Segment Start: Dataset extract

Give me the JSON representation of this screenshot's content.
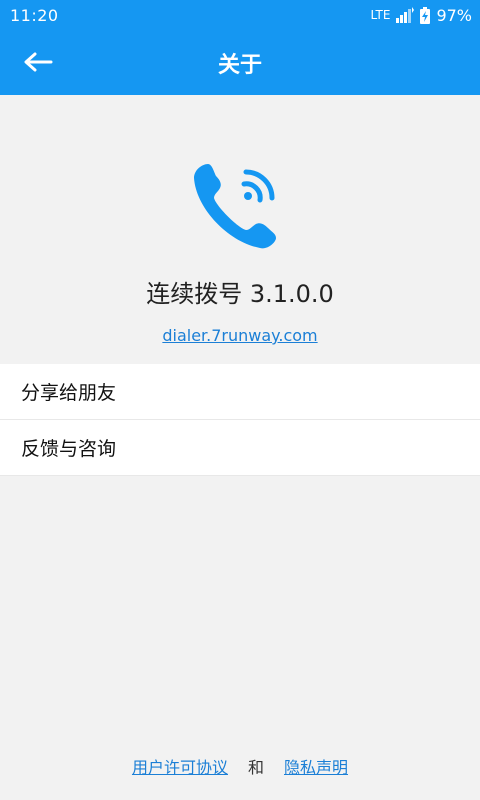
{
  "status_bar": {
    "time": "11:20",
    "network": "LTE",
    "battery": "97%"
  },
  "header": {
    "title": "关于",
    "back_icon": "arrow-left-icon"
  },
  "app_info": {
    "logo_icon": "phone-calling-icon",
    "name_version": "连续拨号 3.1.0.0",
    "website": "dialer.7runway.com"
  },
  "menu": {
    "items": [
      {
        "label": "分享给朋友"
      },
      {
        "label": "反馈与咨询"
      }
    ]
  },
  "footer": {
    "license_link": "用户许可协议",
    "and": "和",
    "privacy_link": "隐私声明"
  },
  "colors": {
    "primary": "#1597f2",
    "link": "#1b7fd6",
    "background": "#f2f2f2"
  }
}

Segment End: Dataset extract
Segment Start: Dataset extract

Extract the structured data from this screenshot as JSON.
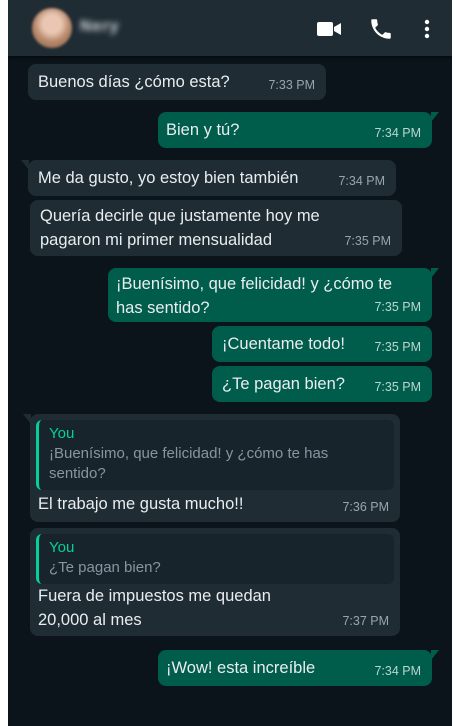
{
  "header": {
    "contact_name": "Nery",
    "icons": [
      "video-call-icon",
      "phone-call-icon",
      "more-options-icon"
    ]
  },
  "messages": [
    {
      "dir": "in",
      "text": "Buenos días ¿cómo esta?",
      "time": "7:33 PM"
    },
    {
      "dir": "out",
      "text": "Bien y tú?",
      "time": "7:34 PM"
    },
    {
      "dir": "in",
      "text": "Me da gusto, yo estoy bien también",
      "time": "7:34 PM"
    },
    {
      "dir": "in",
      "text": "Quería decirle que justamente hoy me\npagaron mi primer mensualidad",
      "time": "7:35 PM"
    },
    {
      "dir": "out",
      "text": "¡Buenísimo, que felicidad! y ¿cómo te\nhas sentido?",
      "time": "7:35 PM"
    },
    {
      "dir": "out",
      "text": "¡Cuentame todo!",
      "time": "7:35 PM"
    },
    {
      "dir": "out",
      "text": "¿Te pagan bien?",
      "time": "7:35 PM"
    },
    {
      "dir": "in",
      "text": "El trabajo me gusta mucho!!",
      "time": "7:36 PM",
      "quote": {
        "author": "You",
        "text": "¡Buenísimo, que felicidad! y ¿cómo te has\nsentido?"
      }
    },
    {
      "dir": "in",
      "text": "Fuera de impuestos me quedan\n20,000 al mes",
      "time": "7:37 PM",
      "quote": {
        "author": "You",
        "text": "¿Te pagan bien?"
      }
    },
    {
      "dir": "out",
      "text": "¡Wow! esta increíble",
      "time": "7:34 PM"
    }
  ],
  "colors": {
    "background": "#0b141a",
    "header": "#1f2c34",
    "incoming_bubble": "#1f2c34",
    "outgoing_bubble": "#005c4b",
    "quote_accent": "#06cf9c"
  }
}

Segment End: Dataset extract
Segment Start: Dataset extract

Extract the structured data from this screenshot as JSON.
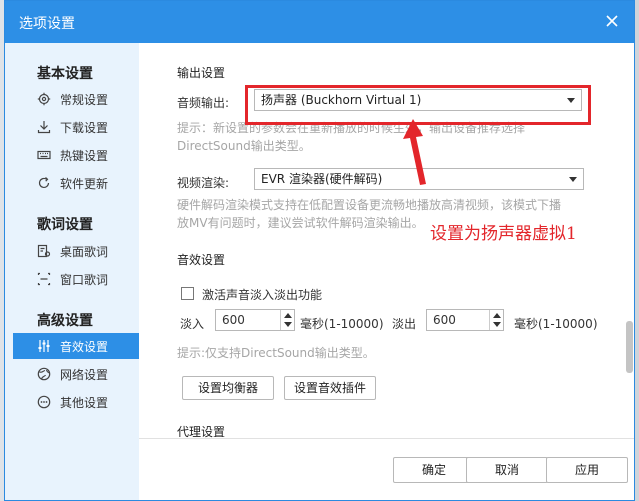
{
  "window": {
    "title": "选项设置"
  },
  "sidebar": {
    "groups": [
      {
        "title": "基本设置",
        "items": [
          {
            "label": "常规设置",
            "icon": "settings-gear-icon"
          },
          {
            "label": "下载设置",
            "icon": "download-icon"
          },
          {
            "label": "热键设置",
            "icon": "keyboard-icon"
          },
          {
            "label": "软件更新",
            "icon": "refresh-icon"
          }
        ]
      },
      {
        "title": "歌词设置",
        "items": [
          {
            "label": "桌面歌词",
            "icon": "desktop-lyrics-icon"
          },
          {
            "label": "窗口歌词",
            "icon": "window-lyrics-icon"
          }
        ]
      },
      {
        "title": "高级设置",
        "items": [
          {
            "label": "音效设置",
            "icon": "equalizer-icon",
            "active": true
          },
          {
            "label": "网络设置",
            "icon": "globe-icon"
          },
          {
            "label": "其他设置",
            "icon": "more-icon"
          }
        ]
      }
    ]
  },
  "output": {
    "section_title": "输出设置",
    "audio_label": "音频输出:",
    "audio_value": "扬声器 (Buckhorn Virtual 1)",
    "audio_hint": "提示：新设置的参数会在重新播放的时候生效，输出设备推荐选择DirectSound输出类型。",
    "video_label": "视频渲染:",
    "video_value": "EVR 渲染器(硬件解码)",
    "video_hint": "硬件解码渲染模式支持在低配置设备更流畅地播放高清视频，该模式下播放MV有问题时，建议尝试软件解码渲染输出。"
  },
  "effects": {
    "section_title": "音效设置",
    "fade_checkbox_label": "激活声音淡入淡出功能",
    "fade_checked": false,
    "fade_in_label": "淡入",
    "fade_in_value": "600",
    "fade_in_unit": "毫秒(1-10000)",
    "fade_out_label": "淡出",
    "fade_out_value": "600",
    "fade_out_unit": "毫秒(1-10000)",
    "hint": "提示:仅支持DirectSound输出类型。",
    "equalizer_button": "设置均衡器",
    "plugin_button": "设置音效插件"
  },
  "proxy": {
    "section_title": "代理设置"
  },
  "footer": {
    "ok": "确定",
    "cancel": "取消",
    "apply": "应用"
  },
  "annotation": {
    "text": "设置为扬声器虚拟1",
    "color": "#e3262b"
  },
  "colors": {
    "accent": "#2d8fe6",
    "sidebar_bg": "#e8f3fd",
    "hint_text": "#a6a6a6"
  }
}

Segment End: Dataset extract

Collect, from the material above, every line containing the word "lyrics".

            "icon": "desktop-lyrics-icon"
            "icon": "window-lyrics-icon"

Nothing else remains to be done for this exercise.